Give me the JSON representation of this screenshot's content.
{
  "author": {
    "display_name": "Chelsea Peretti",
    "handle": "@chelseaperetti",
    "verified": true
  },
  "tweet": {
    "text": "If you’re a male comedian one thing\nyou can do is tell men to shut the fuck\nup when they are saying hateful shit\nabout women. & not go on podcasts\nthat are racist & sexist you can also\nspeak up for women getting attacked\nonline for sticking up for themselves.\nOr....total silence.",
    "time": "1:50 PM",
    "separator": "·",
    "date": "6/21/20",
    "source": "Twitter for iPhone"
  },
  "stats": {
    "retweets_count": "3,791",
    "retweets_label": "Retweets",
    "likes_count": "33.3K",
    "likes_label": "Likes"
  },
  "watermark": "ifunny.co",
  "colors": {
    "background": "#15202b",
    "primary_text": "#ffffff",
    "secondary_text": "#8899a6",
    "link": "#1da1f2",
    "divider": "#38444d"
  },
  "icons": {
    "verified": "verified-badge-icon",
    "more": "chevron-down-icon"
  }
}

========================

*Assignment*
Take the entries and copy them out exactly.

*Reply*
Give me the JSON representation of this screenshot's content.
{
  "author": {
    "display_name": "Chelsea Peretti",
    "handle": "@chelseaperetti",
    "verified": true
  },
  "tweet": {
    "text": "If you’re a male comedian one thing\nyou can do is tell men to shut the fuck\nup when they are saying hateful shit\nabout women. & not go on podcasts\nthat are racist & sexist you can also\nspeak up for women getting attacked\nonline for sticking up for themselves.\nOr....total silence.",
    "time": "1:50 PM",
    "separator": "·",
    "date": "6/21/20",
    "source": "Twitter for iPhone"
  },
  "stats": {
    "retweets_count": "3,791",
    "retweets_label": "Retweets",
    "likes_count": "33.3K",
    "likes_label": "Likes"
  },
  "watermark": "ifunny.co",
  "colors": {
    "background": "#15202b",
    "primary_text": "#ffffff",
    "secondary_text": "#8899a6",
    "link": "#1da1f2",
    "divider": "#38444d"
  },
  "icons": {
    "verified": "verified-badge-icon",
    "more": "chevron-down-icon"
  }
}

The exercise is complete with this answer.